# EXERCISE:
Search the material for the string "保险公司", then show every line where it turns up.

= Beginning of Section =

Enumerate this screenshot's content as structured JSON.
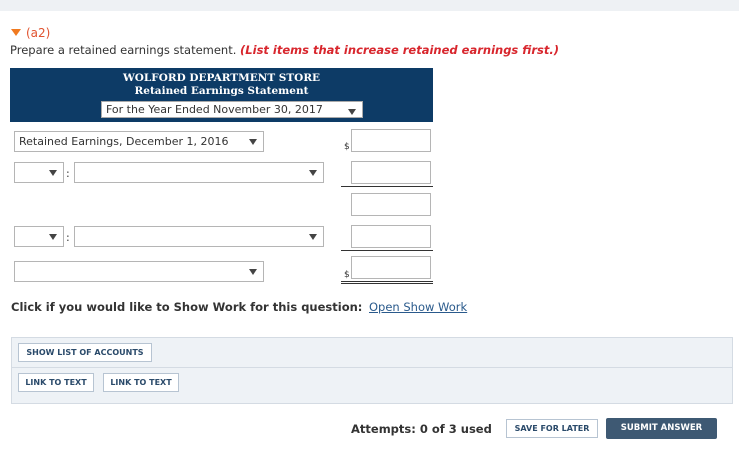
{
  "section": {
    "label": "(a2)"
  },
  "instructions": {
    "text": "Prepare a retained earnings statement. ",
    "note": "(List items that increase retained earnings first.)"
  },
  "statement": {
    "company": "WOLFORD DEPARTMENT STORE",
    "title": "Retained Earnings Statement",
    "period_selected": "For the Year Ended November 30, 2017"
  },
  "rows": {
    "beginning_label": "Retained Earnings, December 1, 2016",
    "dollar": "$",
    "colon": ":"
  },
  "show_work": {
    "prompt": "Click if you would like to Show Work for this question:",
    "link": "Open Show Work"
  },
  "buttons": {
    "show_list": "SHOW LIST OF ACCOUNTS",
    "link_text_1": "LINK TO TEXT",
    "link_text_2": "LINK TO TEXT",
    "save": "SAVE FOR LATER",
    "submit": "SUBMIT ANSWER"
  },
  "attempts": "Attempts: 0 of 3 used",
  "colors": {
    "header_bg": "#0d3b66",
    "accent_orange": "#f07a20",
    "note_red": "#d8262d",
    "submit_bg": "#3e5973",
    "link_blue": "#2a5a8c"
  }
}
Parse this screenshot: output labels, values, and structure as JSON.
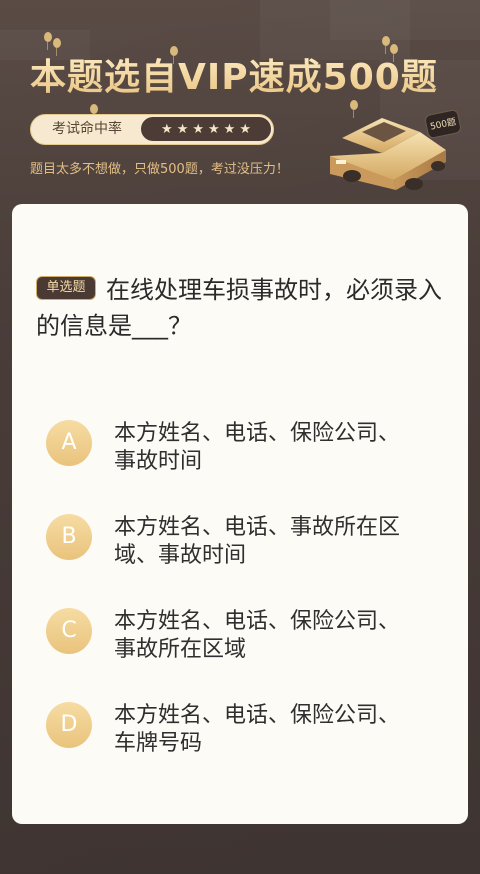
{
  "header": {
    "title": "本题选自VIP速成500题",
    "rate_label": "考试命中率",
    "stars": [
      "★",
      "★",
      "★",
      "★",
      "★",
      "★"
    ],
    "subtitle": "题目太多不想做，只做500题，考过没压力！",
    "badge": "500题",
    "car_icon": "car-icon"
  },
  "question": {
    "tag": "单选题",
    "text": "在线处理车损事故时，必须录入的信息是___？"
  },
  "options": [
    {
      "letter": "A",
      "text": "本方姓名、电话、保险公司、事故时间"
    },
    {
      "letter": "B",
      "text": "本方姓名、电话、事故所在区域、事故时间"
    },
    {
      "letter": "C",
      "text": "本方姓名、电话、保险公司、事故所在区域"
    },
    {
      "letter": "D",
      "text": "本方姓名、电话、保险公司、车牌号码"
    }
  ],
  "colors": {
    "background": "#4b3f3b",
    "gold": "#e8c27f",
    "card": "#fdfbf6"
  }
}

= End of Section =

# ANSWER:
      "text": "本方姓名、电话、保险公司、事故时间"
      "text": "本方姓名、电话、保险公司、事故所在区域"
      "text": "本方姓名、电话、保险公司、车牌号码"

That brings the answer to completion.